_STORED DATA:_
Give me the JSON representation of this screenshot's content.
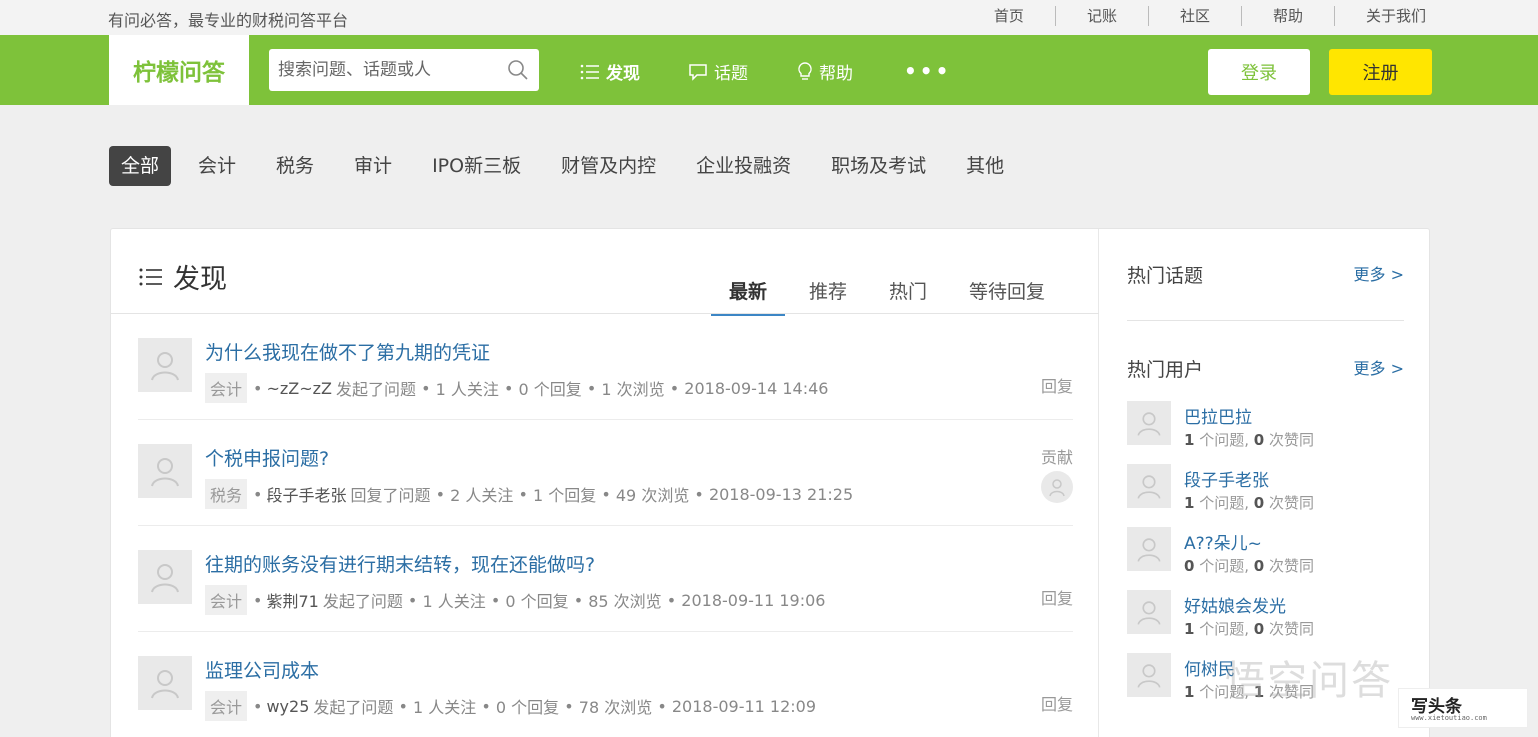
{
  "topbar": {
    "slogan": "有问必答，最专业的财税问答平台",
    "links": [
      "首页",
      "记账",
      "社区",
      "帮助",
      "关于我们"
    ]
  },
  "navbar": {
    "logo": "柠檬问答",
    "search_placeholder": "搜索问题、话题或人",
    "items": [
      "发现",
      "话题",
      "帮助"
    ],
    "more": "•••",
    "login": "登录",
    "register": "注册",
    "colors": {
      "brand_green": "#7ec23a",
      "register_yellow": "#ffe600",
      "link_blue": "#2b6ea4"
    }
  },
  "categories": [
    "全部",
    "会计",
    "税务",
    "审计",
    "IPO新三板",
    "财管及内控",
    "企业投融资",
    "职场及考试",
    "其他"
  ],
  "main": {
    "title": "发现",
    "tabs": [
      "最新",
      "推荐",
      "热门",
      "等待回复"
    ],
    "questions": [
      {
        "title": "为什么我现在做不了第九期的凭证",
        "tag": "会计",
        "author": "~zZ~zZ",
        "action": "发起了问题",
        "follows": "1 人关注",
        "replies": "0 个回复",
        "views": "1 次浏览",
        "time": "2018-09-14 14:46",
        "right": "回复"
      },
      {
        "title": "个税申报问题?",
        "tag": "税务",
        "author": "段子手老张",
        "action": "回复了问题",
        "follows": "2 人关注",
        "replies": "1 个回复",
        "views": "49 次浏览",
        "time": "2018-09-13 21:25",
        "right": "贡献"
      },
      {
        "title": "往期的账务没有进行期末结转，现在还能做吗?",
        "tag": "会计",
        "author": "紫荆71",
        "action": "发起了问题",
        "follows": "1 人关注",
        "replies": "0 个回复",
        "views": "85 次浏览",
        "time": "2018-09-11 19:06",
        "right": "回复"
      },
      {
        "title": "监理公司成本",
        "tag": "会计",
        "author": "wy25",
        "action": "发起了问题",
        "follows": "1 人关注",
        "replies": "0 个回复",
        "views": "78 次浏览",
        "time": "2018-09-11 12:09",
        "right": "回复"
      }
    ]
  },
  "sidebar": {
    "hot_topics": "热门话题",
    "hot_users": "热门用户",
    "more": "更多 >",
    "users": [
      {
        "name": "巴拉巴拉",
        "questions": "1",
        "likes": "0",
        "q_label": " 个问题, ",
        "l_label": " 次赞同"
      },
      {
        "name": "段子手老张",
        "questions": "1",
        "likes": "0",
        "q_label": " 个问题, ",
        "l_label": " 次赞同"
      },
      {
        "name": "A??朵儿~",
        "questions": "0",
        "likes": "0",
        "q_label": " 个问题, ",
        "l_label": " 次赞同"
      },
      {
        "name": "好姑娘会发光",
        "questions": "1",
        "likes": "0",
        "q_label": " 个问题, ",
        "l_label": " 次赞同"
      },
      {
        "name": "何树民",
        "questions": "1",
        "likes": "1",
        "q_label": " 个问题, ",
        "l_label": " 次赞同"
      }
    ]
  },
  "watermark": {
    "text": "悟空问答",
    "badge_main": "写头条",
    "badge_sub": "www.xietoutiao.com"
  }
}
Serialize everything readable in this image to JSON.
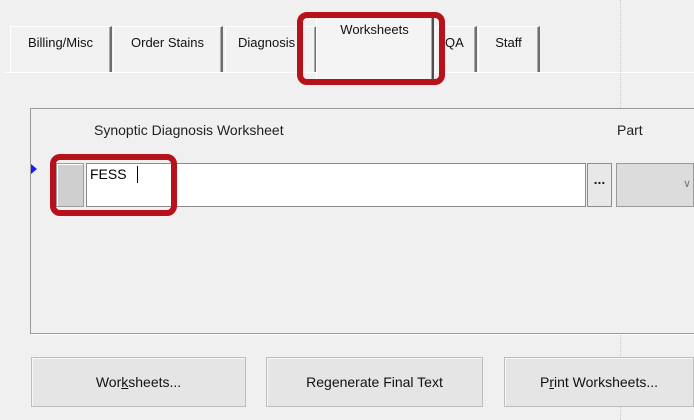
{
  "tabs": [
    {
      "label": "Billing/Misc",
      "active": false
    },
    {
      "label": "Order Stains",
      "active": false
    },
    {
      "label": "Diagnosis",
      "active": false
    },
    {
      "label": "Worksheets",
      "active": true
    },
    {
      "label": "QA",
      "active": false
    },
    {
      "label": "Staff",
      "active": false
    }
  ],
  "grid": {
    "header_worksheet": "Synoptic Diagnosis Worksheet",
    "header_part": "Part",
    "row_value": "FESS",
    "ellipsis_label": "...",
    "part_value": ""
  },
  "buttons": {
    "worksheets": {
      "before": "Wor",
      "accel": "k",
      "after": "sheets..."
    },
    "regenerate": {
      "before": "Re",
      "accel": "g",
      "after": "enerate Final Text"
    },
    "print": {
      "before": "P",
      "accel": "r",
      "after": "int Worksheets..."
    }
  },
  "colors": {
    "highlight": "#b7121a",
    "row_pointer": "#1a1aff",
    "background": "#f0f0f0"
  },
  "icons": {
    "row_pointer": "triangle-right",
    "dropdown": "chevron-down"
  }
}
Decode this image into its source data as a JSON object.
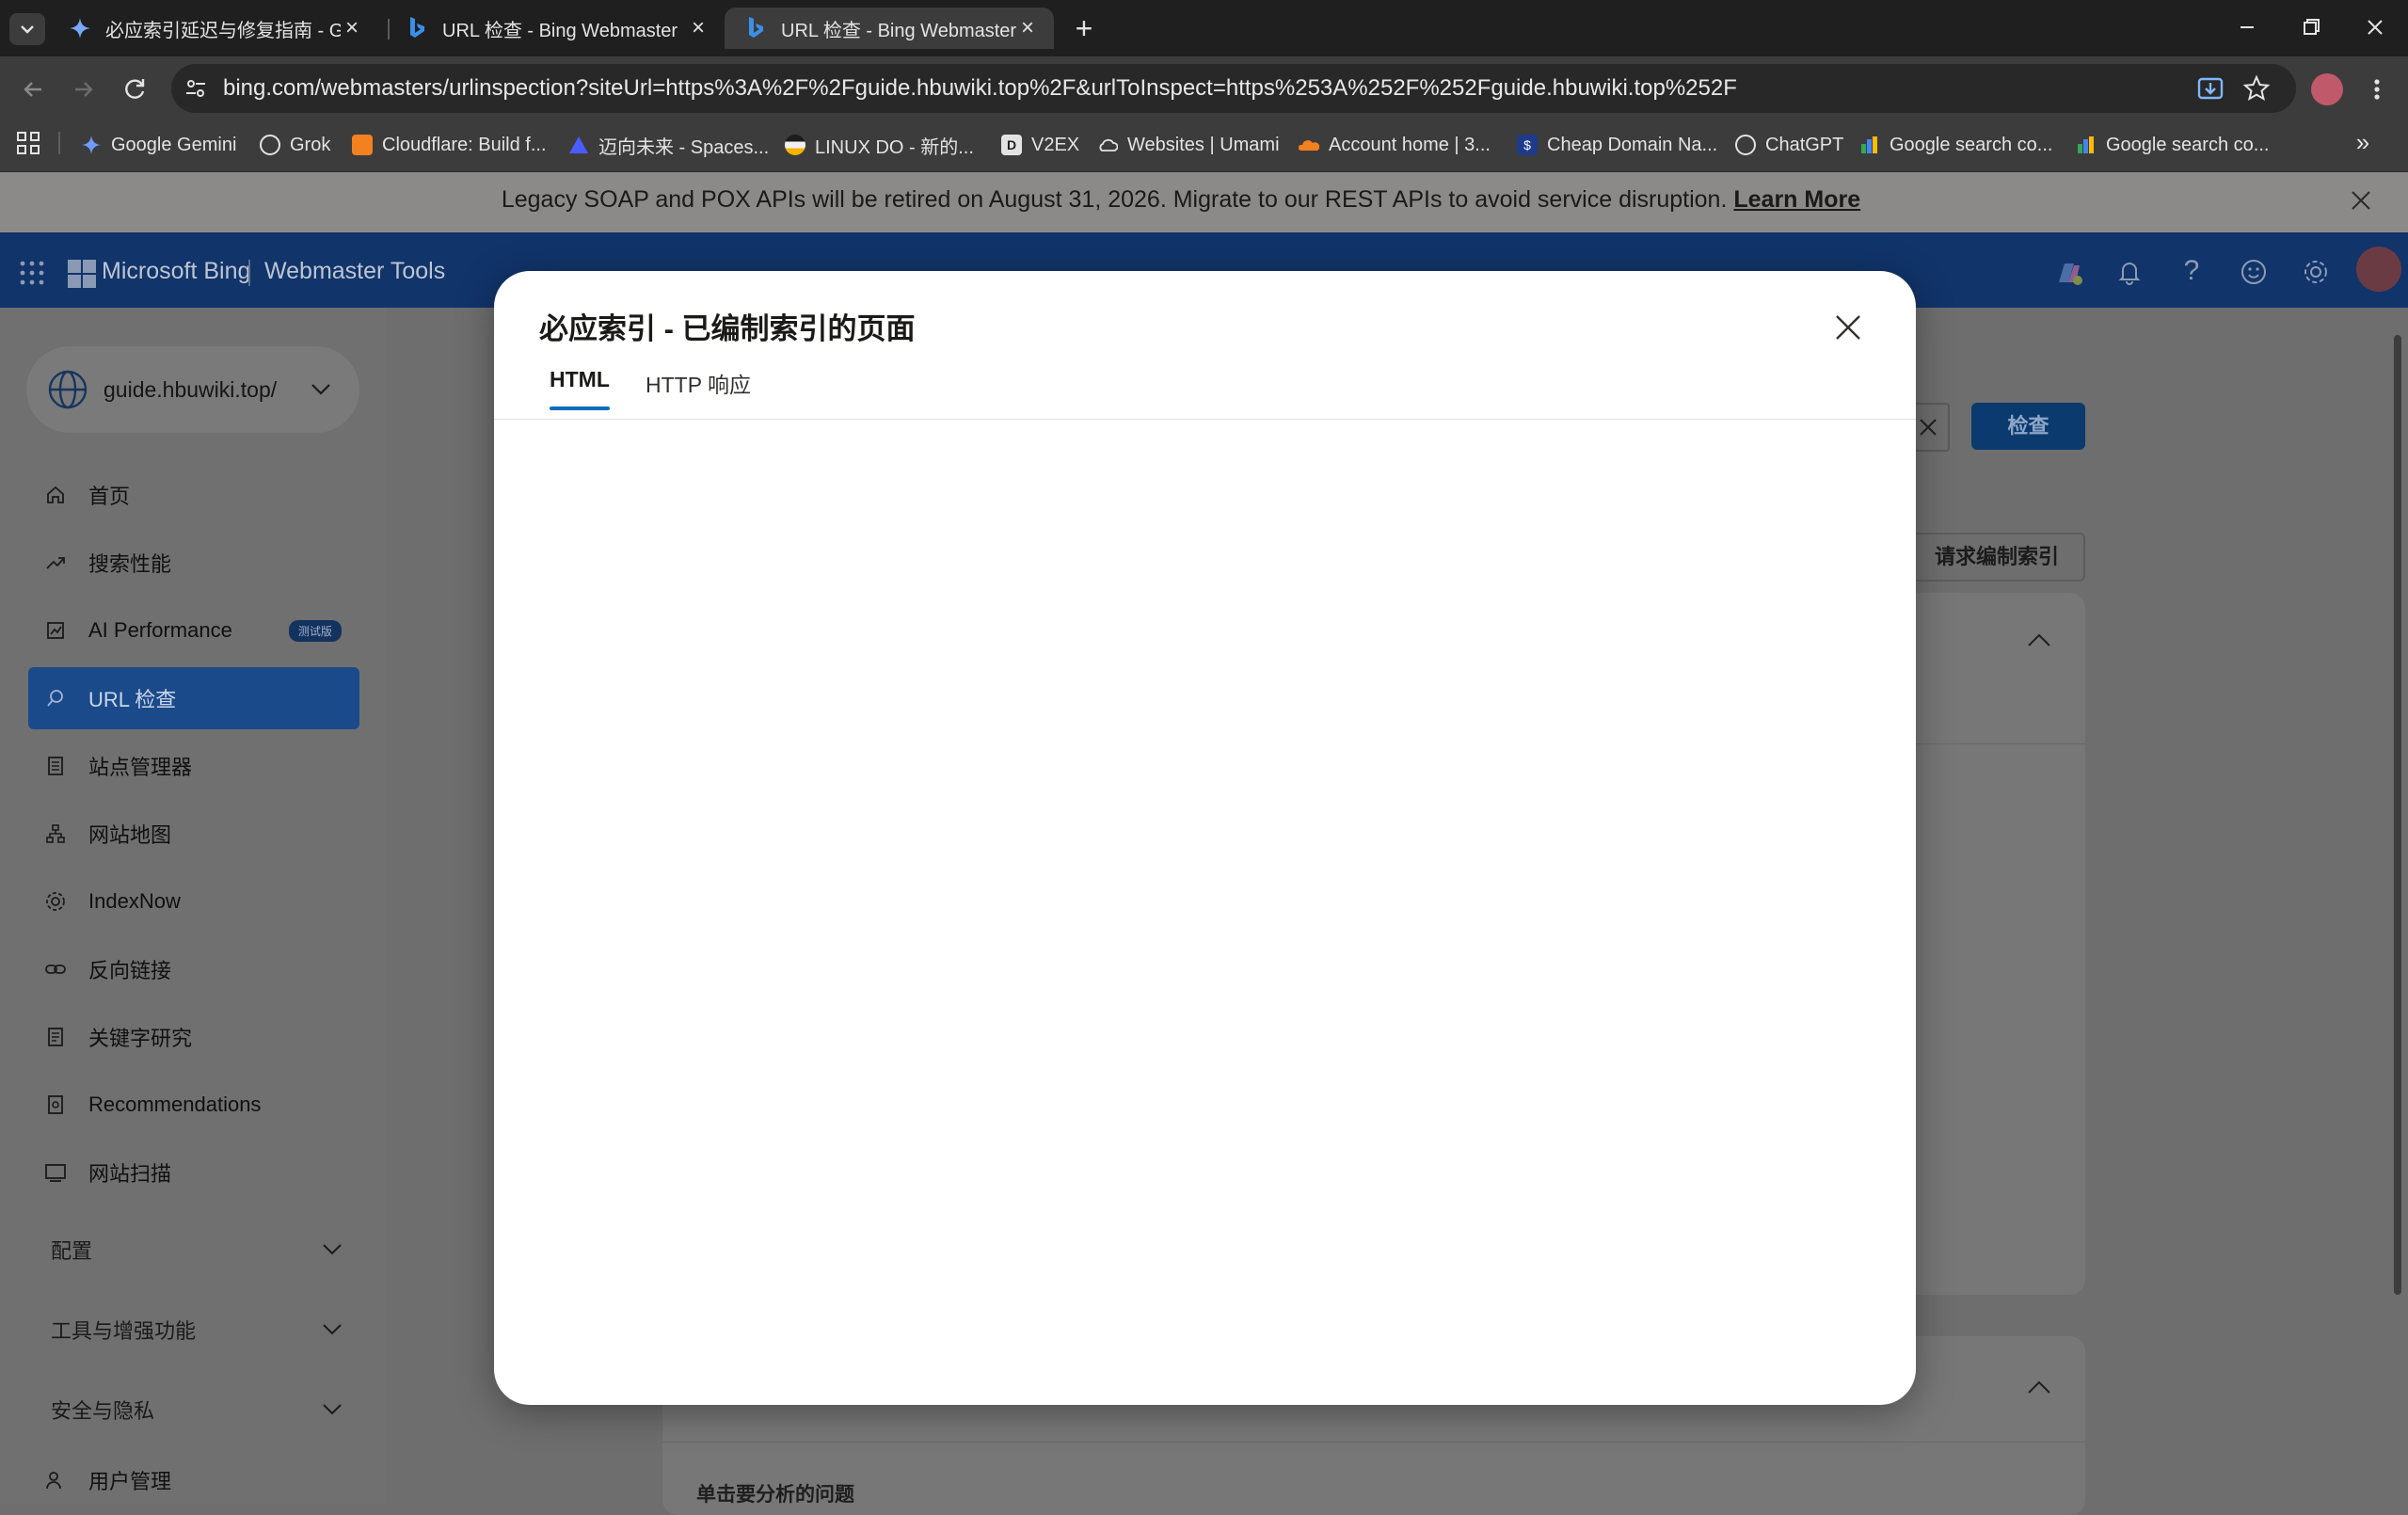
{
  "browser": {
    "tabs": [
      {
        "title": "必应索引延迟与修复指南 - Goo",
        "icon": "gemini-icon",
        "active": false
      },
      {
        "title": "URL 检查 - Bing Webmaster T",
        "icon": "bing-icon",
        "active": false
      },
      {
        "title": "URL 检查 - Bing Webmaster T",
        "icon": "bing-icon",
        "active": true
      }
    ],
    "address": "bing.com/webmasters/urlinspection?siteUrl=https%3A%2F%2Fguide.hbuwiki.top%2F&urlToInspect=https%253A%252F%252Fguide.hbuwiki.top%252F",
    "bookmarks": [
      {
        "label": "Google Gemini",
        "icon": "gemini-icon"
      },
      {
        "label": "Grok",
        "icon": "grok-icon"
      },
      {
        "label": "Cloudflare: Build f...",
        "icon": "cloudflare-icon"
      },
      {
        "label": "迈向未来 - Spaces...",
        "icon": "spaces-icon"
      },
      {
        "label": "LINUX DO - 新的...",
        "icon": "linuxdo-icon"
      },
      {
        "label": "V2EX",
        "icon": "v2ex-icon"
      },
      {
        "label": "Websites | Umami",
        "icon": "umami-icon"
      },
      {
        "label": "Account home | 3...",
        "icon": "cloudflare-icon"
      },
      {
        "label": "Cheap Domain Na...",
        "icon": "domain-icon"
      },
      {
        "label": "ChatGPT",
        "icon": "chatgpt-icon"
      },
      {
        "label": "Google search co...",
        "icon": "search-console-icon"
      },
      {
        "label": "Google search co...",
        "icon": "search-console-icon"
      }
    ]
  },
  "notice": {
    "text": "Legacy SOAP and POX APIs will be retired on August 31, 2026. Migrate to our REST APIs to avoid service disruption.",
    "link": "Learn More"
  },
  "header": {
    "brand": "Microsoft Bing",
    "product": "Webmaster Tools"
  },
  "sidebar": {
    "site": "guide.hbuwiki.top/",
    "items": [
      {
        "label": "首页",
        "icon": "home-icon"
      },
      {
        "label": "搜索性能",
        "icon": "trend-icon"
      },
      {
        "label": "AI Performance",
        "icon": "chart-icon",
        "badge": "测试版"
      },
      {
        "label": "URL 检查",
        "icon": "search-icon",
        "active": true
      },
      {
        "label": "站点管理器",
        "icon": "document-icon"
      },
      {
        "label": "网站地图",
        "icon": "sitemap-icon"
      },
      {
        "label": "IndexNow",
        "icon": "gear-icon"
      },
      {
        "label": "反向链接",
        "icon": "link-icon"
      },
      {
        "label": "关键字研究",
        "icon": "document-icon"
      },
      {
        "label": "Recommendations",
        "icon": "recommend-icon"
      },
      {
        "label": "网站扫描",
        "icon": "scan-icon"
      }
    ],
    "sections": [
      "配置",
      "工具与增强功能",
      "安全与隐私"
    ],
    "footer_item": "用户管理"
  },
  "main": {
    "inspect_button": "检查",
    "request_index_button": "请求编制索引",
    "analyze_prompt": "单击要分析的问题"
  },
  "modal": {
    "title": "必应索引 - 已编制索引的页面",
    "tabs": [
      "HTML",
      "HTTP 响应"
    ],
    "active_tab": "HTML"
  },
  "colors": {
    "accent": "#0f6cbd",
    "header_bg": "#11346a",
    "overlay_gray": "#707070"
  }
}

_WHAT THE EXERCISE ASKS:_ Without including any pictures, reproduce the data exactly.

_OUTPUT OF THE EXERCISE:_
Give me the JSON representation of this screenshot's content.
{
  "topbar": {
    "slogan": "有问必答，最专业的财税问答平台",
    "links": [
      "首页",
      "记账",
      "社区",
      "帮助",
      "关于我们"
    ]
  },
  "navbar": {
    "logo": "柠檬问答",
    "search_placeholder": "搜索问题、话题或人",
    "items": [
      "发现",
      "话题",
      "帮助"
    ],
    "more": "•••",
    "login": "登录",
    "register": "注册",
    "colors": {
      "brand_green": "#7ec23a",
      "register_yellow": "#ffe600",
      "link_blue": "#2b6ea4"
    }
  },
  "categories": [
    "全部",
    "会计",
    "税务",
    "审计",
    "IPO新三板",
    "财管及内控",
    "企业投融资",
    "职场及考试",
    "其他"
  ],
  "main": {
    "title": "发现",
    "tabs": [
      "最新",
      "推荐",
      "热门",
      "等待回复"
    ],
    "questions": [
      {
        "title": "为什么我现在做不了第九期的凭证",
        "tag": "会计",
        "author": "~zZ~zZ",
        "action": "发起了问题",
        "follows": "1 人关注",
        "replies": "0 个回复",
        "views": "1 次浏览",
        "time": "2018-09-14 14:46",
        "right": "回复"
      },
      {
        "title": "个税申报问题?",
        "tag": "税务",
        "author": "段子手老张",
        "action": "回复了问题",
        "follows": "2 人关注",
        "replies": "1 个回复",
        "views": "49 次浏览",
        "time": "2018-09-13 21:25",
        "right": "贡献"
      },
      {
        "title": "往期的账务没有进行期末结转，现在还能做吗?",
        "tag": "会计",
        "author": "紫荆71",
        "action": "发起了问题",
        "follows": "1 人关注",
        "replies": "0 个回复",
        "views": "85 次浏览",
        "time": "2018-09-11 19:06",
        "right": "回复"
      },
      {
        "title": "监理公司成本",
        "tag": "会计",
        "author": "wy25",
        "action": "发起了问题",
        "follows": "1 人关注",
        "replies": "0 个回复",
        "views": "78 次浏览",
        "time": "2018-09-11 12:09",
        "right": "回复"
      }
    ]
  },
  "sidebar": {
    "hot_topics": "热门话题",
    "hot_users": "热门用户",
    "more": "更多 >",
    "users": [
      {
        "name": "巴拉巴拉",
        "questions": "1",
        "likes": "0",
        "q_label": " 个问题, ",
        "l_label": " 次赞同"
      },
      {
        "name": "段子手老张",
        "questions": "1",
        "likes": "0",
        "q_label": " 个问题, ",
        "l_label": " 次赞同"
      },
      {
        "name": "A??朵儿~",
        "questions": "0",
        "likes": "0",
        "q_label": " 个问题, ",
        "l_label": " 次赞同"
      },
      {
        "name": "好姑娘会发光",
        "questions": "1",
        "likes": "0",
        "q_label": " 个问题, ",
        "l_label": " 次赞同"
      },
      {
        "name": "何树民",
        "questions": "1",
        "likes": "1",
        "q_label": " 个问题, ",
        "l_label": " 次赞同"
      }
    ]
  },
  "watermark": {
    "text": "悟空问答",
    "badge_main": "写头条",
    "badge_sub": "www.xietoutiao.com"
  }
}
Serialize everything readable in this image to JSON.
{
  "tabs": [
    {
      "label": "Billing/Misc",
      "active": false
    },
    {
      "label": "Order Stains",
      "active": false
    },
    {
      "label": "Diagnosis",
      "active": false
    },
    {
      "label": "Worksheets",
      "active": true
    },
    {
      "label": "QA",
      "active": false
    },
    {
      "label": "Staff",
      "active": false
    }
  ],
  "grid": {
    "header_worksheet": "Synoptic Diagnosis Worksheet",
    "header_part": "Part",
    "row_value": "FESS",
    "ellipsis_label": "...",
    "part_value": ""
  },
  "buttons": {
    "worksheets": {
      "before": "Wor",
      "accel": "k",
      "after": "sheets..."
    },
    "regenerate": {
      "before": "Re",
      "accel": "g",
      "after": "enerate Final Text"
    },
    "print": {
      "before": "P",
      "accel": "r",
      "after": "int Worksheets..."
    }
  },
  "colors": {
    "highlight": "#b7121a",
    "row_pointer": "#1a1aff",
    "background": "#f0f0f0"
  },
  "icons": {
    "row_pointer": "triangle-right",
    "dropdown": "chevron-down"
  }
}
Decode this image into its source data as a JSON object.
{
  "browser": {
    "tabs": [
      {
        "title": "必应索引延迟与修复指南 - Goo",
        "icon": "gemini-icon",
        "active": false
      },
      {
        "title": "URL 检查 - Bing Webmaster T",
        "icon": "bing-icon",
        "active": false
      },
      {
        "title": "URL 检查 - Bing Webmaster T",
        "icon": "bing-icon",
        "active": true
      }
    ],
    "address": "bing.com/webmasters/urlinspection?siteUrl=https%3A%2F%2Fguide.hbuwiki.top%2F&urlToInspect=https%253A%252F%252Fguide.hbuwiki.top%252F",
    "bookmarks": [
      {
        "label": "Google Gemini",
        "icon": "gemini-icon"
      },
      {
        "label": "Grok",
        "icon": "grok-icon"
      },
      {
        "label": "Cloudflare: Build f...",
        "icon": "cloudflare-icon"
      },
      {
        "label": "迈向未来 - Spaces...",
        "icon": "spaces-icon"
      },
      {
        "label": "LINUX DO - 新的...",
        "icon": "linuxdo-icon"
      },
      {
        "label": "V2EX",
        "icon": "v2ex-icon"
      },
      {
        "label": "Websites | Umami",
        "icon": "umami-icon"
      },
      {
        "label": "Account home | 3...",
        "icon": "cloudflare-icon"
      },
      {
        "label": "Cheap Domain Na...",
        "icon": "domain-icon"
      },
      {
        "label": "ChatGPT",
        "icon": "chatgpt-icon"
      },
      {
        "label": "Google search co...",
        "icon": "search-console-icon"
      },
      {
        "label": "Google search co...",
        "icon": "search-console-icon"
      }
    ]
  },
  "notice": {
    "text": "Legacy SOAP and POX APIs will be retired on August 31, 2026. Migrate to our REST APIs to avoid service disruption.",
    "link": "Learn More"
  },
  "header": {
    "brand": "Microsoft Bing",
    "product": "Webmaster Tools"
  },
  "sidebar": {
    "site": "guide.hbuwiki.top/",
    "items": [
      {
        "label": "首页",
        "icon": "home-icon"
      },
      {
        "label": "搜索性能",
        "icon": "trend-icon"
      },
      {
        "label": "AI Performance",
        "icon": "chart-icon",
        "badge": "测试版"
      },
      {
        "label": "URL 检查",
        "icon": "search-icon",
        "active": true
      },
      {
        "label": "站点管理器",
        "icon": "document-icon"
      },
      {
        "label": "网站地图",
        "icon": "sitemap-icon"
      },
      {
        "label": "IndexNow",
        "icon": "gear-icon"
      },
      {
        "label": "反向链接",
        "icon": "link-icon"
      },
      {
        "label": "关键字研究",
        "icon": "document-icon"
      },
      {
        "label": "Recommendations",
        "icon": "recommend-icon"
      },
      {
        "label": "网站扫描",
        "icon": "scan-icon"
      }
    ],
    "sections": [
      "配置",
      "工具与增强功能",
      "安全与隐私"
    ],
    "footer_item": "用户管理"
  },
  "main": {
    "inspect_button": "检查",
    "request_index_button": "请求编制索引",
    "analyze_prompt": "单击要分析的问题"
  },
  "modal": {
    "title": "必应索引 - 已编制索引的页面",
    "tabs": [
      "HTML",
      "HTTP 响应"
    ],
    "active_tab": "HTML"
  },
  "colors": {
    "accent": "#0f6cbd",
    "header_bg": "#11346a",
    "overlay_gray": "#707070"
  }
}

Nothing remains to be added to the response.